Check every line below, and copy those that include "worker".
Top of RECORDS FOR THIS TASK
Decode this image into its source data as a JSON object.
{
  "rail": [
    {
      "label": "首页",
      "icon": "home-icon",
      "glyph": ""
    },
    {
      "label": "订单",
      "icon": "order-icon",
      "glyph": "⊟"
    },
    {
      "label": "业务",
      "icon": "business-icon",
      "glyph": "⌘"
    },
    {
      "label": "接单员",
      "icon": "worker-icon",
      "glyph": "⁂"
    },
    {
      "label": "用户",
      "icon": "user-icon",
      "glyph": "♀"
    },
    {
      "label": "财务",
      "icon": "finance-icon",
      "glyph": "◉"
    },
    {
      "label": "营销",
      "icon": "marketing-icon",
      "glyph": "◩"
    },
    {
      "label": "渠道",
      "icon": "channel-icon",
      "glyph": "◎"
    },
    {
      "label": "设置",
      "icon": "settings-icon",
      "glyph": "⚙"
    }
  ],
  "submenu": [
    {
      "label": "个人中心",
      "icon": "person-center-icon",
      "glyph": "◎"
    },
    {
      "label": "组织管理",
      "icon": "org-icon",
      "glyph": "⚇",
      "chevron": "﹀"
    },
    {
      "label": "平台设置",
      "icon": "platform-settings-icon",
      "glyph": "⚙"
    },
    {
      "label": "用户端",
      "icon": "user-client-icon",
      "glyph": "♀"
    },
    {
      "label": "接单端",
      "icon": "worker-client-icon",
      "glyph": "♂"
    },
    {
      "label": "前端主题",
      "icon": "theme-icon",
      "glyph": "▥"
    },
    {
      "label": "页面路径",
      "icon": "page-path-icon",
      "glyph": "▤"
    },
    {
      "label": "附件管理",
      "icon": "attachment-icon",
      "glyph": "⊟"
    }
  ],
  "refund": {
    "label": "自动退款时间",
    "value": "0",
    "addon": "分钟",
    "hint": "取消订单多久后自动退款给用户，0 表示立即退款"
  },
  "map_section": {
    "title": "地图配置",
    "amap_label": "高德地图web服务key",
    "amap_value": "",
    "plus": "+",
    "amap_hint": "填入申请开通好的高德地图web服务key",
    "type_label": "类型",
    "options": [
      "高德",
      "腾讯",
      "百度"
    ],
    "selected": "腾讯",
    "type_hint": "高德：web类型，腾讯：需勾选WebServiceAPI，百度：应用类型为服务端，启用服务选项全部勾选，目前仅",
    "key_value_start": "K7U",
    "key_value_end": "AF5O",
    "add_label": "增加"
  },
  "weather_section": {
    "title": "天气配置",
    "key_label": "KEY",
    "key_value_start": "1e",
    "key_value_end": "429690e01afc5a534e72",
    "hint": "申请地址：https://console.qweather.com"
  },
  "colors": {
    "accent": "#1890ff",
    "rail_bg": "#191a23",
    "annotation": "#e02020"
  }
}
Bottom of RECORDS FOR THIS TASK
- **TASK RESULT**
      "icon": "worker-icon",
      "icon": "worker-client-icon",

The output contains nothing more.